→ Task brief
Where does the string "machine" occur in the records? Copy each line that holds it.

>>>>>

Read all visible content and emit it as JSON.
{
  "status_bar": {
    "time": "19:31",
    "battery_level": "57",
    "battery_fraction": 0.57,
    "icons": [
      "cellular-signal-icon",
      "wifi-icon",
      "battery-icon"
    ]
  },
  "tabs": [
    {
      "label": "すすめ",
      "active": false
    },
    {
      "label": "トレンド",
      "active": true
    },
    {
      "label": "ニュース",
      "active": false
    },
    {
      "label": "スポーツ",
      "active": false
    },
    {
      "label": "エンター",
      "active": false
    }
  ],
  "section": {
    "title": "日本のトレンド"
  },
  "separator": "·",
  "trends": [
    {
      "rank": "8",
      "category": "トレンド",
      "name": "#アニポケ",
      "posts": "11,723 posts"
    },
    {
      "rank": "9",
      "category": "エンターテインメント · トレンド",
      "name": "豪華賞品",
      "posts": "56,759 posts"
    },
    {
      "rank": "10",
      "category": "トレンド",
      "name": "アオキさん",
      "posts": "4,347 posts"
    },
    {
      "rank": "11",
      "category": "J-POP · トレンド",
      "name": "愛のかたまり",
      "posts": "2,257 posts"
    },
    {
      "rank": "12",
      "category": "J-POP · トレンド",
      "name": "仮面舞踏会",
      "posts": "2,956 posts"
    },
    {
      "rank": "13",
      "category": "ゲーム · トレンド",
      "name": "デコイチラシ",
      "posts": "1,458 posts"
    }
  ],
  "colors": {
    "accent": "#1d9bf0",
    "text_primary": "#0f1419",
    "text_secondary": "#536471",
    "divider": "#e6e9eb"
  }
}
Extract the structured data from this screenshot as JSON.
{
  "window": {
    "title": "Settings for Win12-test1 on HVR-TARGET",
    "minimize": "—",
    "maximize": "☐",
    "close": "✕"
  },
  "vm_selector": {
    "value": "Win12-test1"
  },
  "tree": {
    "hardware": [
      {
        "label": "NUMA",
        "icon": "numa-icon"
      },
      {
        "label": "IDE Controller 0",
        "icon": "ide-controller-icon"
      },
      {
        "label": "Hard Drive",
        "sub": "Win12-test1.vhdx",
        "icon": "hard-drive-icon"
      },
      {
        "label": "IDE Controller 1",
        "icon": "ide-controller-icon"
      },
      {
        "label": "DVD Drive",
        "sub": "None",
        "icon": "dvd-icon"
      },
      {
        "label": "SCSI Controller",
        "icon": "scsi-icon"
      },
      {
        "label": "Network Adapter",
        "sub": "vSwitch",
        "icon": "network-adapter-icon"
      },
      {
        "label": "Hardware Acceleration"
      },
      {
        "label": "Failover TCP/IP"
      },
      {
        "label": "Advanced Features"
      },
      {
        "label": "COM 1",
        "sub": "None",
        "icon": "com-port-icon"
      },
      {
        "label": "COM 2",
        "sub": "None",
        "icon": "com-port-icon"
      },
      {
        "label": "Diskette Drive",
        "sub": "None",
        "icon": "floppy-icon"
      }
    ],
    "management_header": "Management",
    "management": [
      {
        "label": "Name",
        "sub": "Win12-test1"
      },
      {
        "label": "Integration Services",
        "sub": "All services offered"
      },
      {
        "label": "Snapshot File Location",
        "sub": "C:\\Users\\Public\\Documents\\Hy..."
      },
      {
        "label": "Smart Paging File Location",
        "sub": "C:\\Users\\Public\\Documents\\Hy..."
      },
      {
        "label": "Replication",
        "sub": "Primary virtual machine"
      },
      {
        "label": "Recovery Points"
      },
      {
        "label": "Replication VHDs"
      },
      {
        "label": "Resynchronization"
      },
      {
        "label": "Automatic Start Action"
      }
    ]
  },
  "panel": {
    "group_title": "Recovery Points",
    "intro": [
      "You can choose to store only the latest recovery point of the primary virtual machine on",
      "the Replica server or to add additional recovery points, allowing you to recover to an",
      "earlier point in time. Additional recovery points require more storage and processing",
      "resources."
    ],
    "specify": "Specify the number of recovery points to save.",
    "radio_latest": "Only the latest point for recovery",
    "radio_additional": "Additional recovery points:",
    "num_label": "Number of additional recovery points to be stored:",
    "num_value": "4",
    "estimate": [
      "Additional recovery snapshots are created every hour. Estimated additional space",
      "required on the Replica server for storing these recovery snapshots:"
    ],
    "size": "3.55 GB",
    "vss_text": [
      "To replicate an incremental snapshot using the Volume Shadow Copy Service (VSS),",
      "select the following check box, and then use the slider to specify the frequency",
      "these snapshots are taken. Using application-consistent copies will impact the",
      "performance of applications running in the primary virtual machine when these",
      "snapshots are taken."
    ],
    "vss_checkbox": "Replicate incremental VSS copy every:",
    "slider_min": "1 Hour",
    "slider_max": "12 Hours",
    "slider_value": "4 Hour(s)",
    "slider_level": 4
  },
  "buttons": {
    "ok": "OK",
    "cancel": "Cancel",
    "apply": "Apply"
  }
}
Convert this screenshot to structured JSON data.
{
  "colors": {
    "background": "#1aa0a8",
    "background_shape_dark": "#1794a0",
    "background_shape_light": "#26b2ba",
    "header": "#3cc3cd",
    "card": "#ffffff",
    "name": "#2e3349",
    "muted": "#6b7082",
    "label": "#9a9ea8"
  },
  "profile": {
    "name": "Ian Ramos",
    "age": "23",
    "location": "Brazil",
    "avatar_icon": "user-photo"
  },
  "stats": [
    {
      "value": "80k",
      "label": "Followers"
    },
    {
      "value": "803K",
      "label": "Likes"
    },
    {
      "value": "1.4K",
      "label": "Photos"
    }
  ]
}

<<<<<

→ Answer area
        "sub": "Primary virtual machine"
      "You can choose to store only the latest recovery point of the primary virtual machine on",
      "performance of applications running in the primary virtual machine when these",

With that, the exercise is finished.